US3762464 *Dec 29, 1971Oct 2, 1973Japan Engineering And TradingHeat exchanger
US4004133 *Dec 30, 1974Jan 18, 1977Rca CorporationCredit card containing electronic circuit
US4105156 *Dec 16, 1976Aug 8, 1978Dethloff JuergenIdentification system safeguarded against misuse
US4222516 *Jan 18, 1979Sep 16, 1980Compagnie Internationale Pour L'informatique Cii-Honeywell BullStandardized information card
GB1209901A * Title not available
GB1363805A * Title not available
GB1376939A * Title not available
GB2035683A * Title not available
Referenced by
Citing PatentFiling datePublication dateApplicantTitle
US4639585 *Sep 11, 1984Jan 27, 1987Gao Gesellschaft Fur Automation Und Organisation MbhData carrier with an IC module and a method for producing such a data carrier
US4672182 *Oct 16, 1984Jun 9, 1987Kabushiki Kaisha ToshibaMemory card
US4677657 *Nov 26, 1986Jun 30, 1987Omron Tateisi Electronics Co.Voice recording card
US4683372 *Feb 25, 1985Jul 28, 1987Omron Tateisi Electronics Co.IC card system

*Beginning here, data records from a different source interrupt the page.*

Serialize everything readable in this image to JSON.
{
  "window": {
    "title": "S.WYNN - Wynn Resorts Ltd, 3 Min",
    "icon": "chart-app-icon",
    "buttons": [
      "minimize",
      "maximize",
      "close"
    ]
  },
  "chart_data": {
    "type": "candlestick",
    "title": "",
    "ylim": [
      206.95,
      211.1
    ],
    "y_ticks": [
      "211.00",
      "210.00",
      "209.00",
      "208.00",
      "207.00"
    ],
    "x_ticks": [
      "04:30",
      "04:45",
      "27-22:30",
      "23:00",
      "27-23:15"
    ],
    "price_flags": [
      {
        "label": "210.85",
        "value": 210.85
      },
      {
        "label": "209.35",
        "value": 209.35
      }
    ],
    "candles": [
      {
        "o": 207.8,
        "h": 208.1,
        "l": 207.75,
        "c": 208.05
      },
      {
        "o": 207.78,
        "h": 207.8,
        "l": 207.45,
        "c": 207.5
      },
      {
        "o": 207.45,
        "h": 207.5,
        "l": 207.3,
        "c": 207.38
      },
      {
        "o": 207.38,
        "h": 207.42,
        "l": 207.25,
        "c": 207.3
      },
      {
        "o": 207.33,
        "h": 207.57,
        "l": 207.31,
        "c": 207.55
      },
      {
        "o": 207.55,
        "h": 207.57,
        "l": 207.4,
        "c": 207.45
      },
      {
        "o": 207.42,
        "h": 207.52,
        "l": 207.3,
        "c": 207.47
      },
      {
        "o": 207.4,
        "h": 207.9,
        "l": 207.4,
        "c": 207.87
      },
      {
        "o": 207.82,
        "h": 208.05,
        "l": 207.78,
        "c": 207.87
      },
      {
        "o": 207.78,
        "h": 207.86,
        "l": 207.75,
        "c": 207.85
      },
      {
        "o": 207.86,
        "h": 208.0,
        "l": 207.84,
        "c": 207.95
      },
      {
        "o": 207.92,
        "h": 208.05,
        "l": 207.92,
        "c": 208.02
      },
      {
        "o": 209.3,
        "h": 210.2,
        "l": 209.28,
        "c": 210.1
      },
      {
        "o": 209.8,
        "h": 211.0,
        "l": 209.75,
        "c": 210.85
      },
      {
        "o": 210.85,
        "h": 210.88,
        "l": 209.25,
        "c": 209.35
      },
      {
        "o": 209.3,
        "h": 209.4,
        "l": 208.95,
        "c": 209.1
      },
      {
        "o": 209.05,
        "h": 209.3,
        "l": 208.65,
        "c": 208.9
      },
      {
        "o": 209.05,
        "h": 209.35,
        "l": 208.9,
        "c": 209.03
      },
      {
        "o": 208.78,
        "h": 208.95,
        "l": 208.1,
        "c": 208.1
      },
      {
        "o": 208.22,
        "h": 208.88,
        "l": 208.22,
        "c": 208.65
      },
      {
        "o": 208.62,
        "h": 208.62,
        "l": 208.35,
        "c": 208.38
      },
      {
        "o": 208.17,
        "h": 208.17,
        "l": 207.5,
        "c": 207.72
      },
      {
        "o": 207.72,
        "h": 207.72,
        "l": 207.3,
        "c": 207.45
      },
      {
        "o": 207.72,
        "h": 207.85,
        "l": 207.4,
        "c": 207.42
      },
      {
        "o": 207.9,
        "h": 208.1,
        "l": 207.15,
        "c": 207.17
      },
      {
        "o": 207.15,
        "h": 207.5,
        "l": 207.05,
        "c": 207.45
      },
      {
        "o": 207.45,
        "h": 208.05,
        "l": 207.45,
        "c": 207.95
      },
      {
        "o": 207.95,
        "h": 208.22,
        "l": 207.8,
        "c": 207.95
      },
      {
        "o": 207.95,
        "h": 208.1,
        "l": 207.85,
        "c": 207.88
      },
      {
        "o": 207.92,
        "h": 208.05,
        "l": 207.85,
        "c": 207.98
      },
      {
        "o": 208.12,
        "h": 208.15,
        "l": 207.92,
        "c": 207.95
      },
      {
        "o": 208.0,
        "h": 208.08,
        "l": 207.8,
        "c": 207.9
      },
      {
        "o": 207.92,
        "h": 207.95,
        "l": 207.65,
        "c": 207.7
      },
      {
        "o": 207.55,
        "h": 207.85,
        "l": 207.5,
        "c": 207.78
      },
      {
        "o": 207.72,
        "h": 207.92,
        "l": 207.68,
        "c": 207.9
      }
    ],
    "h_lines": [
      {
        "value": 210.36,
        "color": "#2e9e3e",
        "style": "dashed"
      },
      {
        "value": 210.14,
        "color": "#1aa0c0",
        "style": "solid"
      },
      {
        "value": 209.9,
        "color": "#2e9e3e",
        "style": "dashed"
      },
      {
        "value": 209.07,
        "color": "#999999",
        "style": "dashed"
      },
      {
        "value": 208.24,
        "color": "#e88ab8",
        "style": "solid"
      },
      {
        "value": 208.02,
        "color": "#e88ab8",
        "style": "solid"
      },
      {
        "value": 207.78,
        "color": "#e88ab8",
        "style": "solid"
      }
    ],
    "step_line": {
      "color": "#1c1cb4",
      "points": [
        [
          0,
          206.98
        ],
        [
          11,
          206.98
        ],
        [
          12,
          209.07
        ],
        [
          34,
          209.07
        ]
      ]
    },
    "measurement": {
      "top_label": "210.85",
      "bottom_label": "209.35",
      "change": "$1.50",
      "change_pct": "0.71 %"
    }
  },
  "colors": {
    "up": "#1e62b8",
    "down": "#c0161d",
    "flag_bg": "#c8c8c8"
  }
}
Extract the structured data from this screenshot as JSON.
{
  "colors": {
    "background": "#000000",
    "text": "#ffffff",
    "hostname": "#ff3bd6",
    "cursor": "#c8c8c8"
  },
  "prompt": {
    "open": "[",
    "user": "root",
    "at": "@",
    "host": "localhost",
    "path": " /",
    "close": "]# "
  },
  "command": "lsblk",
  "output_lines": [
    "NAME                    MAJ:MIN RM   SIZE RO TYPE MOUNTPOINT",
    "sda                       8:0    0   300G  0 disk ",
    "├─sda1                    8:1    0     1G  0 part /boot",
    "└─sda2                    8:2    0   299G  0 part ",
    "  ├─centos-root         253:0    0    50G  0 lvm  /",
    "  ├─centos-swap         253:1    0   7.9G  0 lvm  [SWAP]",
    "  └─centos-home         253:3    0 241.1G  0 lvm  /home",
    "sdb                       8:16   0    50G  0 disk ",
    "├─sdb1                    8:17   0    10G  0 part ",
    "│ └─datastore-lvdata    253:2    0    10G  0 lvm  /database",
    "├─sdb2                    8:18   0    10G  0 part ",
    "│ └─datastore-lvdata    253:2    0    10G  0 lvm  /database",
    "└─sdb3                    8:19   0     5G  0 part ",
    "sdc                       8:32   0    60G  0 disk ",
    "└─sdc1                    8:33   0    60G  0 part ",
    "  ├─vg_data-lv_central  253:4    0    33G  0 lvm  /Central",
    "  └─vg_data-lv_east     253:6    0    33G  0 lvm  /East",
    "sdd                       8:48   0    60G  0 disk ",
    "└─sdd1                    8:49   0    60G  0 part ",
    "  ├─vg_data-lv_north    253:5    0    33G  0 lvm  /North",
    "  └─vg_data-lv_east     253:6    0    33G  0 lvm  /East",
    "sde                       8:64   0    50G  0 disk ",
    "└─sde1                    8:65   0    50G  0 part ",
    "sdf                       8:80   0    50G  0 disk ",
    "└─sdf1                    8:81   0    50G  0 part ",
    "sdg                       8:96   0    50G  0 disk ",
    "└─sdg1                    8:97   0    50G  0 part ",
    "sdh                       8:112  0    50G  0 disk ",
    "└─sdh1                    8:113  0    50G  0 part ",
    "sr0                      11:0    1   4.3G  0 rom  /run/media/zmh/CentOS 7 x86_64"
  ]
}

US4684791 *Oct 1, 1985Aug 4, 1987Casio Computer Co., Ltd.Card identification system
US4742215 *May 7, 1986May 3, 1988Personal Computer Card CorporationIC card system
US4747050 *Aug 28, 1987May 24, 1988International Business Machines CorporationElectronic funds transfer system
US4755661 *Dec 31, 1986Jul 5, 1988Ruebsam Herrn HConnection of electronic components in a card
US4755940 *Jan 6, 1987Jul 5, 1988International Business Machines CorporationTransaction security system
US4766480 *Sep 9, 1987Aug 23, 1988Mips Co., Ltd.Integrated circuit card having memory errasable with ultraviolet ray
US4794243 *Jan 19, 1988Dec 27, 1988Mips Co., Ltd.Integrated circuit card with increased number of connecting terminals
US4825056 *Nov 20, 1986Apr 25, 1989Kabushiki Kaisha ToshibaThin-film electromagnetic transducer
US4835846 *Sep 13, 1988Jun 6, 1989Em Microelectronic Marin SaMethod of manufacture of electronic modules for cards with microcircuits
US4868373 *Feb 27, 1986Sep 19, 1989U.S. Philips CorporationMemory card comprising an optical memory disc and microelectronic memory component, and apparatus for transferring information to and from such card
US5150420 *Jun 18, 1991Sep 22, 1992Omron Tateisi Electronics Co.Signature identification system
US5184209 *May 22, 1990Feb 2, 1993Mitsubishi Denki Kabushiki KaishaIc card and manufacturing method therefor
US5203078 *May 30, 1991Apr 20, 1993Ibiden Co., Ltd.Printed wiring board for IC cards
US5244840 *Oct 20, 1992Sep 14, 1993Mitsubishi Denki Kabushiki KaishaMethod for manufacturing an encapsulated IC card having a molded frame and a circuit board
US6431453 *May 19, 1998Aug 13, 2002Dynetics Engineering Corporation, Inc.Automated card insertion system with card multireader and method
US6601771 *Apr 9, 2001Aug 5, 2003Smart Card Integrators, Inc.Combined smartcard and magnetic-stripe card and reader and associated method
US6617672 *May 11, 2000Sep 9, 2003GemplusMethod for producing contact chip cards with a low-cost dielectric
US7080782Aug 4, 2003Jul 25, 2006Smart Card Integrators, Inc.Combined smartcard and magnetic-stripe card and reader and associated method
EP0307773A1 *Sep 7, 1988Mar 22, 1989EM Microelectronic-Marin SAMethod of manufacturing electronic modules, especially for smart cards
EP1523039A1 *Jul 28, 1994Apr 13, 2005Hitachi, Ltd.Chip card and fabrication method
Classifications
U.S. Classification235/492, 235/487, 235/441, 257/E23.064, 283/83
International ClassificationG06K19/077, H01L23/498
Cooperative ClassificationY10S283/904, G06K19/07743, H01L23/49855, G06K19/07745, H01L2924/0002
European ClassificationG06K19/077K, G06K19/077M, H01L23/498K
Legal Events
DateCodeEventDescription
Jan 6, 1998FPExpired due to failure to pay maintenance fee
Effective date: 19971029
Oct 26, 1997LAPSLapse for failure to pay maintenance fees
Jun 3, 1997REMIMaintenance fee reminder mailed
Apr 8, 1993FPAYFee payment
Year of fee payment: 8
Mar 2, 1989FPAYFee payment
Year of fee payment: 4